- PROBLEM DETAILS -
Copy each line below that has "adminnobody".
DATA PROVIDED: Begin
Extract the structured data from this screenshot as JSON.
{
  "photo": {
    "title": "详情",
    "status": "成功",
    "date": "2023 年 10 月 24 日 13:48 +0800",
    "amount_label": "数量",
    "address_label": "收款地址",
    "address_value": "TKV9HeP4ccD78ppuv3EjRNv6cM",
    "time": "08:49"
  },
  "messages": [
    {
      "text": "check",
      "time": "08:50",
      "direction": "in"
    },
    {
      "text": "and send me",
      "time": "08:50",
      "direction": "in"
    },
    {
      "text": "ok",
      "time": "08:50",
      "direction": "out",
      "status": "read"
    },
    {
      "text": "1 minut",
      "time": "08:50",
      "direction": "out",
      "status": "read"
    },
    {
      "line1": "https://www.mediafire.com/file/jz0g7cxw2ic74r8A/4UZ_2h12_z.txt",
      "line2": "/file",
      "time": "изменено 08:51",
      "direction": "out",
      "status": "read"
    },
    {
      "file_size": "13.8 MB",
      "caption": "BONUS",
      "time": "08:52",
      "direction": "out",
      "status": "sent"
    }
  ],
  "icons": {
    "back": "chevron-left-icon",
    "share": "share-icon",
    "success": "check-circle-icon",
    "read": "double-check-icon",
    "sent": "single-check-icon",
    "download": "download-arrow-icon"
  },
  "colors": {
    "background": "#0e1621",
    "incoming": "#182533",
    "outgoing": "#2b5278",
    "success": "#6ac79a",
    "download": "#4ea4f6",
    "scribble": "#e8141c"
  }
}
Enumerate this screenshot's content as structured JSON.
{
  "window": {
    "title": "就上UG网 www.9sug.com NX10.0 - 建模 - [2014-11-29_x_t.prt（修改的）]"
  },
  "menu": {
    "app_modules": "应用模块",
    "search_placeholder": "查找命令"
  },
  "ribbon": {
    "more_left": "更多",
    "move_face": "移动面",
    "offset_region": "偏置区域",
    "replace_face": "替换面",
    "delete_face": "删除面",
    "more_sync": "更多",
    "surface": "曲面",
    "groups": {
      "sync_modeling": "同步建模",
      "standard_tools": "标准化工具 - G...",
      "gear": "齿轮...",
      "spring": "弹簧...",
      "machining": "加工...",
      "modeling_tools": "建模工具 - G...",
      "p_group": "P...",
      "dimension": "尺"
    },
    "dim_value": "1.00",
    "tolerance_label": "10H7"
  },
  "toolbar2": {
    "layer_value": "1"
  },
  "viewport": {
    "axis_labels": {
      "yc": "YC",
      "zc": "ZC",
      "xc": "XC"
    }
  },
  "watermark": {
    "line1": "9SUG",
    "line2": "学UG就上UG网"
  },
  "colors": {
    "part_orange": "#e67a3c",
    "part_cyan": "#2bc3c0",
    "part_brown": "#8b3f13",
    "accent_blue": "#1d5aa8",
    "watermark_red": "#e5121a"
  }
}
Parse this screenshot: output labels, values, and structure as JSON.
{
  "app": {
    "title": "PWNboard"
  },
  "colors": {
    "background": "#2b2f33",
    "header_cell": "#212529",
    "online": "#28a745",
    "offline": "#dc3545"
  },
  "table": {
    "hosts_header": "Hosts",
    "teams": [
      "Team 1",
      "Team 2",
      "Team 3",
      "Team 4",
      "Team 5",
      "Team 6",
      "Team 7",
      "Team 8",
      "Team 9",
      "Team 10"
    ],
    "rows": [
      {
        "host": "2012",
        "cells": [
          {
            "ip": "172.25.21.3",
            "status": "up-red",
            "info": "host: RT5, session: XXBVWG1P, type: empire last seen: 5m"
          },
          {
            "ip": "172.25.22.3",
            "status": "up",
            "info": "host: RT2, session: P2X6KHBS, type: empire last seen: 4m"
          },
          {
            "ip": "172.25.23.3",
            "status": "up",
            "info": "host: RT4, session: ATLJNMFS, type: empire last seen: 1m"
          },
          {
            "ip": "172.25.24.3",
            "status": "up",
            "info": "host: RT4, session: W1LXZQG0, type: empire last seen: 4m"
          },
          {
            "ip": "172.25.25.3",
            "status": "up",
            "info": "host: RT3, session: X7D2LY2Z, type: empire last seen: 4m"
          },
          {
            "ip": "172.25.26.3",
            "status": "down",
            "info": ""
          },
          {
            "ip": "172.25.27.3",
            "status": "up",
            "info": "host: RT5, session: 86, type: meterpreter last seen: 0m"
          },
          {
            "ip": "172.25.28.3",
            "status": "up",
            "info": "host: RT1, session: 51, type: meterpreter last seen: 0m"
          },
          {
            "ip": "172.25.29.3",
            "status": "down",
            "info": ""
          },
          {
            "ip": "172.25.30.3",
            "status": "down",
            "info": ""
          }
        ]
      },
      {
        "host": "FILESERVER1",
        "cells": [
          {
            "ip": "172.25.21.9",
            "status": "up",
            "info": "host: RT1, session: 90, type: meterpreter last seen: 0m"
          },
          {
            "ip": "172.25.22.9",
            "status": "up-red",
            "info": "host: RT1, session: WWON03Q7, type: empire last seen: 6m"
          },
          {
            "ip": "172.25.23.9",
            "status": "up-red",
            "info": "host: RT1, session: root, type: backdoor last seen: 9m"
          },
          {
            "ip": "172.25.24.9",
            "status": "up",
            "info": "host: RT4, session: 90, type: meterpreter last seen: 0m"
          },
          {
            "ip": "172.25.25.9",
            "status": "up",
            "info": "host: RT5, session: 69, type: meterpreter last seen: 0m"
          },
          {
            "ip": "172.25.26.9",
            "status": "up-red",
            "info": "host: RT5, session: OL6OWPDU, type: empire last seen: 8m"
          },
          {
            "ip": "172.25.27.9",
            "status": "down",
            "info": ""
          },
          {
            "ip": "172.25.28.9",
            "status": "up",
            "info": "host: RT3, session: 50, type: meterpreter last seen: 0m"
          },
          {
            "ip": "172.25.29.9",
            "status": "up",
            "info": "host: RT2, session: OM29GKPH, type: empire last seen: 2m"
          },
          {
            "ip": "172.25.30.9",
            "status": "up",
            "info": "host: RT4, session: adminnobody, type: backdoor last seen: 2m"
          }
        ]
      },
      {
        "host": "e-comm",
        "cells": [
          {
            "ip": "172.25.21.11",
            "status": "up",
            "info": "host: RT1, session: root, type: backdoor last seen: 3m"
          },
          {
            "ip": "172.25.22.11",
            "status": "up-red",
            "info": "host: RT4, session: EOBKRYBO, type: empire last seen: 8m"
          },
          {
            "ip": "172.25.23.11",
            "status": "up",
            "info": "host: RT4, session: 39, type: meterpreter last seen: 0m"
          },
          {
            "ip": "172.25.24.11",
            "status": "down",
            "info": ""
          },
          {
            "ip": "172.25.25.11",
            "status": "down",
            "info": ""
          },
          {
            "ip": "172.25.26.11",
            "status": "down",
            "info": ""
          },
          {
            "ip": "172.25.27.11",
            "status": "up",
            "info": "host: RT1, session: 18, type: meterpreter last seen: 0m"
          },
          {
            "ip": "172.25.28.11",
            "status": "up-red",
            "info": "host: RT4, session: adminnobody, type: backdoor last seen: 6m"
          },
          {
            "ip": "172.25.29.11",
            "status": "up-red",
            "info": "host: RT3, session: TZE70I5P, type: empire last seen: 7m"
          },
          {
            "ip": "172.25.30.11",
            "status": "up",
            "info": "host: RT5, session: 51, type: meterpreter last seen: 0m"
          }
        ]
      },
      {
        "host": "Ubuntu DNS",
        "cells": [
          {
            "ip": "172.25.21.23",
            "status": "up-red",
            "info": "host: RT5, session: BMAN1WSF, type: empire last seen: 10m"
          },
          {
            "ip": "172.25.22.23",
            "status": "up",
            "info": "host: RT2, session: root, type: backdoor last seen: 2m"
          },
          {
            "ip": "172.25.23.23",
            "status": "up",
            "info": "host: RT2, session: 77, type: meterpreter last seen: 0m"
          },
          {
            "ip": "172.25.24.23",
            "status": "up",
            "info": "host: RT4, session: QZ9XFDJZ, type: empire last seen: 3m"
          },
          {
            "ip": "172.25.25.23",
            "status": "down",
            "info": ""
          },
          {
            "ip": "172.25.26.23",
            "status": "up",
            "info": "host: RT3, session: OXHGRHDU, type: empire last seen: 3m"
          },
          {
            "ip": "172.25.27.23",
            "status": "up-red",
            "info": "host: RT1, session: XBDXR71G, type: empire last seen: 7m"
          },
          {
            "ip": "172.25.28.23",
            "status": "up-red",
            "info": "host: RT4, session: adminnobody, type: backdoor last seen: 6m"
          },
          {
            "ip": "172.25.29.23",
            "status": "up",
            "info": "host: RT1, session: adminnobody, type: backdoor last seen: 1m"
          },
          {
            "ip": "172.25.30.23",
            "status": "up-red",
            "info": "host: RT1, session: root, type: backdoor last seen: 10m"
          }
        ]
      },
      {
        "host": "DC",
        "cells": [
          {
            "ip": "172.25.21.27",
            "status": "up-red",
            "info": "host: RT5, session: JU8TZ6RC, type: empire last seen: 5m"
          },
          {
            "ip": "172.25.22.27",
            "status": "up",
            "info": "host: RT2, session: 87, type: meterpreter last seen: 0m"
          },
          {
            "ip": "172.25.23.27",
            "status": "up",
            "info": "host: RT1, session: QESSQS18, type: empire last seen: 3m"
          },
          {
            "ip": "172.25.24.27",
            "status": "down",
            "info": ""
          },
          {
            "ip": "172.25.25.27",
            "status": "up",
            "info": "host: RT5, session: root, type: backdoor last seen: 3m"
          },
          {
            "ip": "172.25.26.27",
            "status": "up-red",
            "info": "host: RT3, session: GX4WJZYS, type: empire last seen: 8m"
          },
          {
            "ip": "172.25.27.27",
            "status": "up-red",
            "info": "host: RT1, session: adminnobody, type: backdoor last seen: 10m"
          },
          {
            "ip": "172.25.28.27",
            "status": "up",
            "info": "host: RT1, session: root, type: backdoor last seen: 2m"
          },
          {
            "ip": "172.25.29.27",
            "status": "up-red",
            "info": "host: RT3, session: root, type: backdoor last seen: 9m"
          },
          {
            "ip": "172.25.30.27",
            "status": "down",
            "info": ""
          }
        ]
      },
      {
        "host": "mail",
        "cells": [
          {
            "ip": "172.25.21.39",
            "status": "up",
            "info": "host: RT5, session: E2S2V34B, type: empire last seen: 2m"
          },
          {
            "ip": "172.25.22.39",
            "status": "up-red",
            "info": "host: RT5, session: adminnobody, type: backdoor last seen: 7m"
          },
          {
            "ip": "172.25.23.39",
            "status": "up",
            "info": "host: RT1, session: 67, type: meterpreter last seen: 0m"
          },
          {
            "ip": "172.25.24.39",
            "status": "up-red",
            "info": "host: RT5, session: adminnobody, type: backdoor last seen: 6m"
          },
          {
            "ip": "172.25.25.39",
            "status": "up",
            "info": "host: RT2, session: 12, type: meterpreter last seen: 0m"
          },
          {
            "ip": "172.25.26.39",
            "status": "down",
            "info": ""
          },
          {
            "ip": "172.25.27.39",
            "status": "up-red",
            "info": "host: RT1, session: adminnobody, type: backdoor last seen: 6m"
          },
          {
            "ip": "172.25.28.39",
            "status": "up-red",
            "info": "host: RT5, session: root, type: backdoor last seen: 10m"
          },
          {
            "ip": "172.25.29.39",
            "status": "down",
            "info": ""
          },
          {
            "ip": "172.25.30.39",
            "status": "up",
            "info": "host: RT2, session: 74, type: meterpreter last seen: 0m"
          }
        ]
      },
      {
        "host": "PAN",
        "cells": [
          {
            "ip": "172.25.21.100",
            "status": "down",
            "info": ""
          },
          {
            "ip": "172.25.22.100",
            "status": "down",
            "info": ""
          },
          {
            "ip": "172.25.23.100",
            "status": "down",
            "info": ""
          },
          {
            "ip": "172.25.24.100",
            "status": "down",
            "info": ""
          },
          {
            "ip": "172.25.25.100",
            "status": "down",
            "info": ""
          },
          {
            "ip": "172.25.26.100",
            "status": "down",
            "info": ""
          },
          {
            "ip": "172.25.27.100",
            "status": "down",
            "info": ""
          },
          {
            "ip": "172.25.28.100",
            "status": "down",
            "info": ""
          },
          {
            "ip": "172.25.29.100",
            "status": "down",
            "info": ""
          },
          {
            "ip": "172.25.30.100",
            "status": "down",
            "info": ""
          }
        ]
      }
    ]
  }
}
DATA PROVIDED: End
- TASK RESULT -
            "info": "host: RT4, session: adminnobody, type: backdoor last seen: 2m"
            "info": "host: RT4, session: adminnobody, type: backdoor last seen: 6m"
            "info": "host: RT4, session: adminnobody, type: backdoor last seen: 6m"
            "info": "host: RT1, session: adminnobody, type: backdoor last seen: 1m"
            "info": "host: RT1, session: adminnobody, type: backdoor last seen: 10m"
            "info": "host: RT5, session: adminnobody, type: backdoor last seen: 7m"
            "info": "host: RT5, session: adminnobody, type: backdoor last seen: 6m"
            "info": "host: RT1, session: adminnobody, type: backdoor last seen: 6m"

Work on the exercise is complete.